From THE MAIL:
By analyzing data from the General Social Survey, sociologist Philip Schwadel of the University of Nebraska-Lincoln found that people tend to become more religious - by certain definitions - as they further their education. He found that with each additional year of education the likelihood of attending religious services increased 15 per cent. The likelihood of reading the Bible at least occasionally increased by 9 per cent with each additional year of education an individual received. The caveat is that when these individuals attend to religious services, they're less likely to take scripture literally.
Mr Schwadel said that: 'With more years of education, you aren’t relatively more likely to say, "I don’t believe in God," but you are relatively more likely to say, "I believe in a higher power. The more educated a person is in their faith, the more cosmopolitan they are in their religious outlook. They’re worldly in the very best sense of the term. They rub shoulders with people of different kinds of faiths every day and as a result they have different visions of what it means to express your faith in the public square. They’re more open-minded, but here’s the thing: They’re no less faithful.'
The results showed that the well educated were against curbing the voices of religious leaders on societal issues and supported those leaders' rights to influence people's votes. But they are opposed to what may be perceived as religion being forced on secular society.'

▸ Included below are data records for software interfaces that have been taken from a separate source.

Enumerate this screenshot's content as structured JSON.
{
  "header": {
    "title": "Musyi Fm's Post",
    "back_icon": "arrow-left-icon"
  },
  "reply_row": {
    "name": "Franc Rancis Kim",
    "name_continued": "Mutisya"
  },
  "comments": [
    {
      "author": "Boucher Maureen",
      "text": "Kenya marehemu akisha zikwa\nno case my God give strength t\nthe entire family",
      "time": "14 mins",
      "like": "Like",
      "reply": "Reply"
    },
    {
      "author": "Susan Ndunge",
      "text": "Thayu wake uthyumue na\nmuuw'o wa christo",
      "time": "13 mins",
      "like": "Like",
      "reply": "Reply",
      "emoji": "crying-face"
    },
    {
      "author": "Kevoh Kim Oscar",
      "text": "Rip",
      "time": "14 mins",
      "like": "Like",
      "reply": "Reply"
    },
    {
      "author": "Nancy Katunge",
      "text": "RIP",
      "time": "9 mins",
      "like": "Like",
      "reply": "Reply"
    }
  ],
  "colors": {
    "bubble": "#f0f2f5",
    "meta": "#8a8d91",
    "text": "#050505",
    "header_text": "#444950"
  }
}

COMMENT: I would be interested in finding out if those educated to a high level in scientific subjects, who specialise early on, are included in this group or is it just those who have studied subjects, at an advanced level, that encourage philosophical and creative engagement who reach such conclusions about the possibility of a divine element involved in our existence. I'm with John Henry Newman on this one - unless a university education is "catholic" it is no education at all. It is just learning a particular skill by rote. You may end up clever but your ability to think will be reduced to the same level as someone trained simply for a factory production line. My guess is that if scientists were given more opportunity to study the arts at an advanced level there would not be such a distinct correlation between science and atheism. There would be instead more agnosticism and whatifism and that, in my opinion, would be a very good thing in deed.